In some cases shapes are cut from the materials to create what seems to be a seamless, flat surface built up from different layers. In the end, a painting, calligraphy, or other artwork is bordered by "pillars" on the sides, a section referred to as "heaven" above, and one called "earth" below. Rods of wood or other material with decorative ends are inserted at the top and bottom, making the kakejiku into a scroll that can be easily stored when it is exchanged for another.
Shitoya Nakano Hyogo-ten studio
All these features are chosen to complement the mounted work of art and accent its mood. Here again the Nakanos may depart from tradition, not in form, but in style to make the work an integral part of a modern setting.
Kakejiku became an important part of the Japanese tea ceremony as it developed during the 16th century and were essential to the tokonoma (an alcove built into traditional Japanese homes) because they are an ideal way to reflect the moods of changing seasons or special occasions. Along with all these traditional design elements the Nakanos will create custom designed, western-style picture frames.
Making fusuma, traditional sliding, paper doors in Osaka

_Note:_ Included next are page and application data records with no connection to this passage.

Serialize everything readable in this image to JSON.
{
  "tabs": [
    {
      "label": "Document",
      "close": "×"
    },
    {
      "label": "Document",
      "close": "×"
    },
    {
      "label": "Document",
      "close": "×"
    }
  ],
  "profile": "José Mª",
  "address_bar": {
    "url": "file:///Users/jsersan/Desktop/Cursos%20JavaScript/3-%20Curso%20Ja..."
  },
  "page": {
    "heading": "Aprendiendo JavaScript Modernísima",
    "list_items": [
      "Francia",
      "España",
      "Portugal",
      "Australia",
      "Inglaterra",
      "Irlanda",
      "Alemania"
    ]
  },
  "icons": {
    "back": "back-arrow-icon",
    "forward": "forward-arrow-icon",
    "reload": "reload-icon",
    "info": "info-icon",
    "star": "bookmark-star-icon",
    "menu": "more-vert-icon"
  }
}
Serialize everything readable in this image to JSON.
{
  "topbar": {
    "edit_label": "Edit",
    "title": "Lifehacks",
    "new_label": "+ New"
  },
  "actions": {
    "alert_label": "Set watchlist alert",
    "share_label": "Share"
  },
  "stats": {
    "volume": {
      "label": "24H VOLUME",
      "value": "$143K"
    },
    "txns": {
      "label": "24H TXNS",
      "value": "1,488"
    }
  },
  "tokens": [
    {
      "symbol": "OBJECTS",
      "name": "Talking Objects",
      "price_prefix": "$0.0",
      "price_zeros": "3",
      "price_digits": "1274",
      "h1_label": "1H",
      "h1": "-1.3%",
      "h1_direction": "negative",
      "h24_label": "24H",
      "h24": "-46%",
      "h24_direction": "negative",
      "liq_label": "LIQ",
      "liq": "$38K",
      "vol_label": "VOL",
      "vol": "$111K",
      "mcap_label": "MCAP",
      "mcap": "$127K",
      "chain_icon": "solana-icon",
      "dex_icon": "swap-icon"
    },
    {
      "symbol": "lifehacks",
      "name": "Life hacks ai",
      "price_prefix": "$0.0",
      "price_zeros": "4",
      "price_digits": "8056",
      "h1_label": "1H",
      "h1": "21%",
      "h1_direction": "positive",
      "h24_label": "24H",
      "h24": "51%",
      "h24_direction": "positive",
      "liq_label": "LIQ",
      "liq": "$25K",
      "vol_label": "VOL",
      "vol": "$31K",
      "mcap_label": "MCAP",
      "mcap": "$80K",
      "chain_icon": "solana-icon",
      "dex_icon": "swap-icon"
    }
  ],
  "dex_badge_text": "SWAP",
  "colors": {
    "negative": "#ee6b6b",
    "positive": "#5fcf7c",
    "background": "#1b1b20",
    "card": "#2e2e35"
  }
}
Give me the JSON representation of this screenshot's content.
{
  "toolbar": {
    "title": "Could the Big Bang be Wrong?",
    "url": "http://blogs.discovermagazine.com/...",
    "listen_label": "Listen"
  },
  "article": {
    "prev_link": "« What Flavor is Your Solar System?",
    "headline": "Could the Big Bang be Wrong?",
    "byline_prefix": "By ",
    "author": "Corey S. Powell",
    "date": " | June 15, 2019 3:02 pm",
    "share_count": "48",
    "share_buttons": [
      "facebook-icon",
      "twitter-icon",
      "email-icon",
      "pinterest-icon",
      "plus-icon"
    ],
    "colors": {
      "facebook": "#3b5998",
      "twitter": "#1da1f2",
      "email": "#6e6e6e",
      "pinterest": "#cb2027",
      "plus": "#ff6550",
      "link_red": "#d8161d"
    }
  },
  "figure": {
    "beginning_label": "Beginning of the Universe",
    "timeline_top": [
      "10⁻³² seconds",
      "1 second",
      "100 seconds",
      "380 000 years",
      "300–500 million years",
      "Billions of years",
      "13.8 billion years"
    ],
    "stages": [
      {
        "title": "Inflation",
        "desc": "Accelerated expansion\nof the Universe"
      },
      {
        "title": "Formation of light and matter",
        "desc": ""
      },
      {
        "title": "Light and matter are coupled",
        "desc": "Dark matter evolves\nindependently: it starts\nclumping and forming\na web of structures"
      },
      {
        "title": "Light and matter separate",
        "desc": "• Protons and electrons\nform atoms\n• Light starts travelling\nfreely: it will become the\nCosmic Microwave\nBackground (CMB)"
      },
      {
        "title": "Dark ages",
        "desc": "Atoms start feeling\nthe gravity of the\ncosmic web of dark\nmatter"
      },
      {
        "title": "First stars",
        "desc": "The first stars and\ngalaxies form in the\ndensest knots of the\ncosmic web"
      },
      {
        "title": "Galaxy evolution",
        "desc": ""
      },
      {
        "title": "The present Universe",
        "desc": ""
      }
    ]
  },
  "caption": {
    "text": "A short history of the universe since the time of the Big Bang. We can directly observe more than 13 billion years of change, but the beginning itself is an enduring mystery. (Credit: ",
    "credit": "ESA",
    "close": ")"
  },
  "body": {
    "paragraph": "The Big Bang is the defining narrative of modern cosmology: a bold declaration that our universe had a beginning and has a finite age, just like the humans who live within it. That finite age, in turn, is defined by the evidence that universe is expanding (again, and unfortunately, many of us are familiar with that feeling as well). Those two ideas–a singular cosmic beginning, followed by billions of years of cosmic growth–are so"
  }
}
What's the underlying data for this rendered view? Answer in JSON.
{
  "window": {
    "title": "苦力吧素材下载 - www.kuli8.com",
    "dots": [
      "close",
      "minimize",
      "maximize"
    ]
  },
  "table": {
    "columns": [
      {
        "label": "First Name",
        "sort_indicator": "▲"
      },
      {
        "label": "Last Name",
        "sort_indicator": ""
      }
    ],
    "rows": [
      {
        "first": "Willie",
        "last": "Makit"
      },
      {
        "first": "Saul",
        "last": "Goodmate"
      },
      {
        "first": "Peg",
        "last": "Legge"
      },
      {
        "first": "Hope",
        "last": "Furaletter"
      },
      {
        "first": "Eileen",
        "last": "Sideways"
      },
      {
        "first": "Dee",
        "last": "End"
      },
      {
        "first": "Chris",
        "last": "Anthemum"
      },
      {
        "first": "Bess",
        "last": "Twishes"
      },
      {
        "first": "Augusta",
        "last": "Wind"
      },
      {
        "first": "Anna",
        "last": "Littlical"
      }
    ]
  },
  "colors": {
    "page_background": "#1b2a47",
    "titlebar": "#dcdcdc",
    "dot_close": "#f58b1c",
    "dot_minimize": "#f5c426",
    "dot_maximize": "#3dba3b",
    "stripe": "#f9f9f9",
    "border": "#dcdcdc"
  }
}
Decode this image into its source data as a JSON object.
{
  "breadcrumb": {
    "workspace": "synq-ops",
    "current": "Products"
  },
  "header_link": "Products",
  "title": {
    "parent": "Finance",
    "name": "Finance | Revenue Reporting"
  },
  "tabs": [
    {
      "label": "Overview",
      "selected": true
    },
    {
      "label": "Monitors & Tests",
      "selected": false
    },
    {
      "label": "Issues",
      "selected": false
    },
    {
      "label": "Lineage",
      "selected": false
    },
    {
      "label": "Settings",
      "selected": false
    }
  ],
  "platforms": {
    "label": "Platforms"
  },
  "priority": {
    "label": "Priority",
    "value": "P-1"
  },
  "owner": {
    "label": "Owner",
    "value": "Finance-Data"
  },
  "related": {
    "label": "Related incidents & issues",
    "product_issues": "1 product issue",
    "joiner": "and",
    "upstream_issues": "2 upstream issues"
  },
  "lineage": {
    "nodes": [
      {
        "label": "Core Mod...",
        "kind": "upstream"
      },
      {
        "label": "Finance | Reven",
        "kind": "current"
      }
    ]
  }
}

Like others who preserve this kind of craft, their business began generations ago with Yasuhiro and Chikako's grandfather who began collecting and restoring antiques for sale. But they did not simply grow up following in their ancestors footsteps. Yasuhiro and Sachiyo both studied literature in college, where they met.
Yasuhiro spent several years in the printing industry and it wasn't until the age of 26 that he began to learn his present craft. Chikako studied and worked in the field of web design before joining the firm, and Sachiyo spent years exclusively as a homemaker before becoming part of the team.
Gold leaf used in the design
Since the end of World War II Japanese society has been changing. The tokonoma is no longer ubiquitous in Japanese dwellings. The notion of the ancestral home to which generation after generation will return to spend their sunset years is fading and the demand for carefully crafted interior design elements is diminishing.
In light of this, I asked the Nakanos if they might someday move on again to other employments. Each, in their own way, explained the fulfilling nature of their work and the importance of not allowing its special skills to disappear. "My salary is less than before," Chikako said, "but as long as we can eat, it will be alright."
You can find more information about Shitoya Nakano Hyogo-ten at their website, fusuma.jp.
Making fusuma in Osaka
Text + images Alan Wiren